(Entries from a dataset of interfaces)

────────────────

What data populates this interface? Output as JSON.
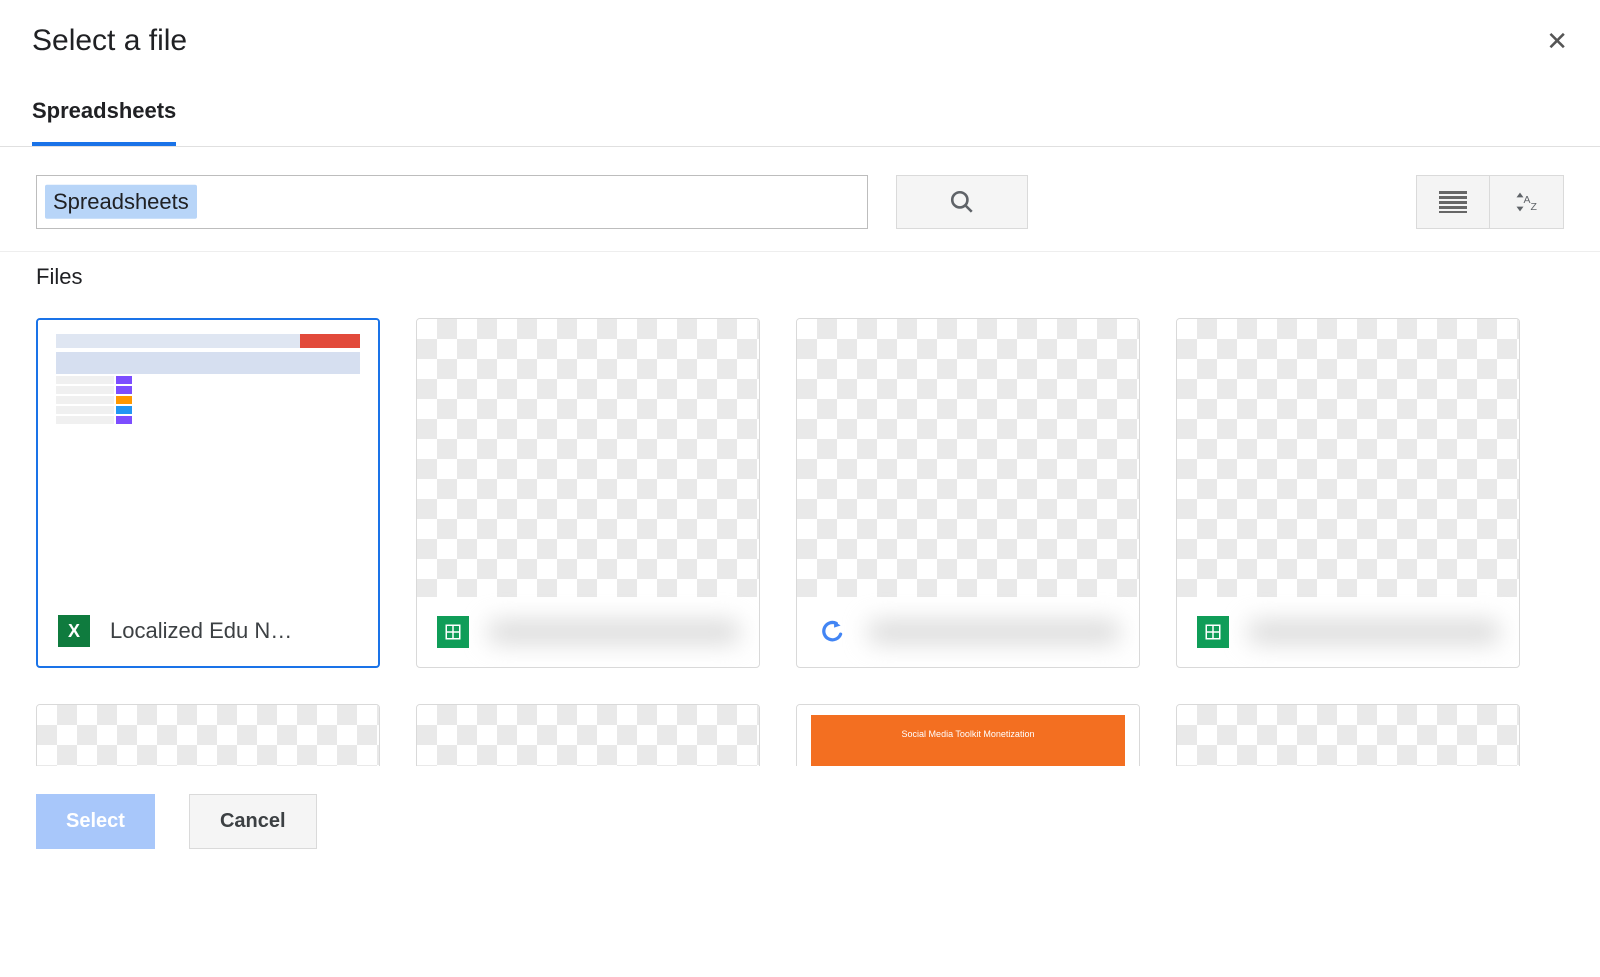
{
  "dialog": {
    "title": "Select a file",
    "close_glyph": "✕"
  },
  "tabs": {
    "active": "Spreadsheets"
  },
  "search": {
    "chip": "Spreadsheets",
    "value": ""
  },
  "sections": {
    "files_label": "Files"
  },
  "files": [
    {
      "name": "Localized Edu N…",
      "icon": "excel",
      "selected": true,
      "thumb": "sheet"
    },
    {
      "name": "",
      "icon": "sheets",
      "selected": false,
      "thumb": "transparent",
      "name_redacted": true
    },
    {
      "name": "",
      "icon": "script",
      "selected": false,
      "thumb": "transparent",
      "name_redacted": true
    },
    {
      "name": "",
      "icon": "sheets",
      "selected": false,
      "thumb": "transparent",
      "name_redacted": true
    }
  ],
  "files_row2": [
    {
      "thumb": "transparent"
    },
    {
      "thumb": "transparent"
    },
    {
      "thumb": "orange",
      "title_line1": "Social Media Toolkit Monetization"
    },
    {
      "thumb": "transparent"
    }
  ],
  "footer": {
    "select": "Select",
    "cancel": "Cancel"
  },
  "icons": {
    "sheets_glyph": "▦",
    "excel_glyph": "X"
  }
}
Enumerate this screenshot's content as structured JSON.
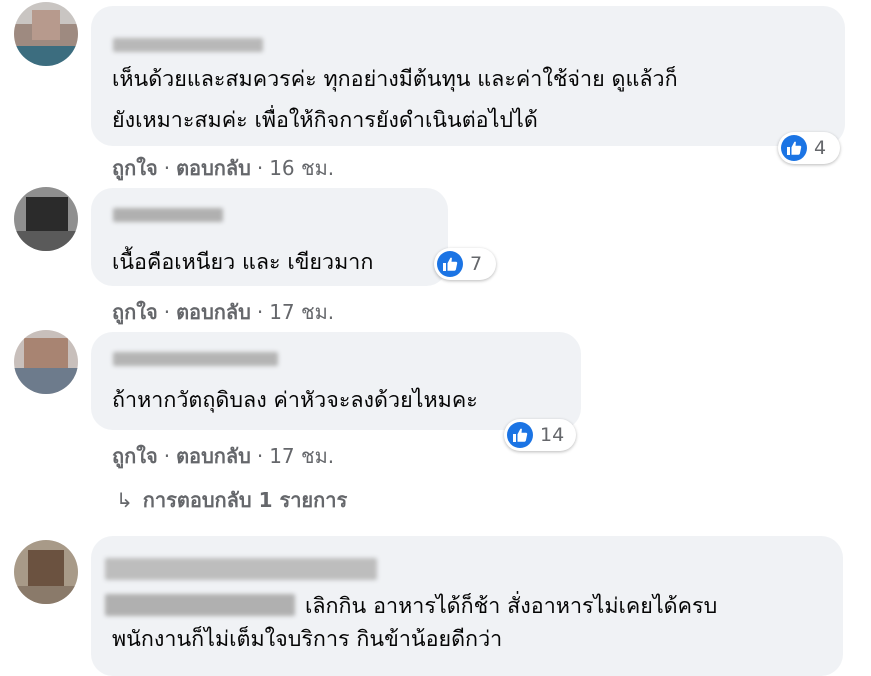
{
  "comments": [
    {
      "text_lines": [
        "เห็นด้วยและสมควรค่ะ ทุกอย่างมีต้นทุน และค่าใช้จ่าย ดูแล้วก็",
        "ยังเหมาะสมค่ะ เพื่อให้กิจการยังดำเนินต่อไปได้"
      ],
      "like_label": "ถูกใจ",
      "reply_label": "ตอบกลับ",
      "separator": "·",
      "time": "16 ชม.",
      "reaction_count": "4"
    },
    {
      "text_lines": [
        "เนื้อคือเหนียว และ เขียวมาก"
      ],
      "like_label": "ถูกใจ",
      "reply_label": "ตอบกลับ",
      "separator": "·",
      "time": "17 ชม.",
      "reaction_count": "7"
    },
    {
      "text_lines": [
        "ถ้าหากวัตถุดิบลง ค่าหัวจะลงด้วยไหมคะ"
      ],
      "like_label": "ถูกใจ",
      "reply_label": "ตอบกลับ",
      "separator": "·",
      "time": "17 ชม.",
      "reaction_count": "14",
      "replies_link": {
        "arrow": "↳",
        "label": "การตอบกลับ 1 รายการ"
      }
    },
    {
      "text_lines": [
        "เลิกกิน อาหารได้ก็ช้า สั่งอาหารไม่เคยได้ครบ",
        "พนักงานก็ไม่เต็มใจบริการ กินข้าน้อยดีกว่า"
      ]
    }
  ],
  "icons": {
    "reaction": "like-icon",
    "replies": "reply-arrow-icon"
  },
  "colors": {
    "like_blue": "#1b74e4",
    "bubble_bg": "#f0f2f5",
    "meta_text": "#65676b"
  }
}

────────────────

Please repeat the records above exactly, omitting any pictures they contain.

_SOLUTION FOR THIS PROBLEM_
What data populates this interface? Output as JSON.
{
  "dialog": {
    "title": "Select a file",
    "close_glyph": "✕"
  },
  "tabs": {
    "active": "Spreadsheets"
  },
  "search": {
    "chip": "Spreadsheets",
    "value": ""
  },
  "sections": {
    "files_label": "Files"
  },
  "files": [
    {
      "name": "Localized Edu N…",
      "icon": "excel",
      "selected": true,
      "thumb": "sheet"
    },
    {
      "name": "",
      "icon": "sheets",
      "selected": false,
      "thumb": "transparent",
      "name_redacted": true
    },
    {
      "name": "",
      "icon": "script",
      "selected": false,
      "thumb": "transparent",
      "name_redacted": true
    },
    {
      "name": "",
      "icon": "sheets",
      "selected": false,
      "thumb": "transparent",
      "name_redacted": true
    }
  ],
  "files_row2": [
    {
      "thumb": "transparent"
    },
    {
      "thumb": "transparent"
    },
    {
      "thumb": "orange",
      "title_line1": "Social Media Toolkit Monetization"
    },
    {
      "thumb": "transparent"
    }
  ],
  "footer": {
    "select": "Select",
    "cancel": "Cancel"
  },
  "icons": {
    "sheets_glyph": "▦",
    "excel_glyph": "X"
  }
}
Enumerate this screenshot's content as structured JSON.
{
  "comments": [
    {
      "text_lines": [
        "เห็นด้วยและสมควรค่ะ ทุกอย่างมีต้นทุน และค่าใช้จ่าย ดูแล้วก็",
        "ยังเหมาะสมค่ะ เพื่อให้กิจการยังดำเนินต่อไปได้"
      ],
      "like_label": "ถูกใจ",
      "reply_label": "ตอบกลับ",
      "separator": "·",
      "time": "16 ชม.",
      "reaction_count": "4"
    },
    {
      "text_lines": [
        "เนื้อคือเหนียว และ เขียวมาก"
      ],
      "like_label": "ถูกใจ",
      "reply_label": "ตอบกลับ",
      "separator": "·",
      "time": "17 ชม.",
      "reaction_count": "7"
    },
    {
      "text_lines": [
        "ถ้าหากวัตถุดิบลง ค่าหัวจะลงด้วยไหมคะ"
      ],
      "like_label": "ถูกใจ",
      "reply_label": "ตอบกลับ",
      "separator": "·",
      "time": "17 ชม.",
      "reaction_count": "14",
      "replies_link": {
        "arrow": "↳",
        "label": "การตอบกลับ 1 รายการ"
      }
    },
    {
      "text_lines": [
        "เลิกกิน อาหารได้ก็ช้า สั่งอาหารไม่เคยได้ครบ",
        "พนักงานก็ไม่เต็มใจบริการ กินข้าน้อยดีกว่า"
      ]
    }
  ],
  "icons": {
    "reaction": "like-icon",
    "replies": "reply-arrow-icon"
  },
  "colors": {
    "like_blue": "#1b74e4",
    "bubble_bg": "#f0f2f5",
    "meta_text": "#65676b"
  }
}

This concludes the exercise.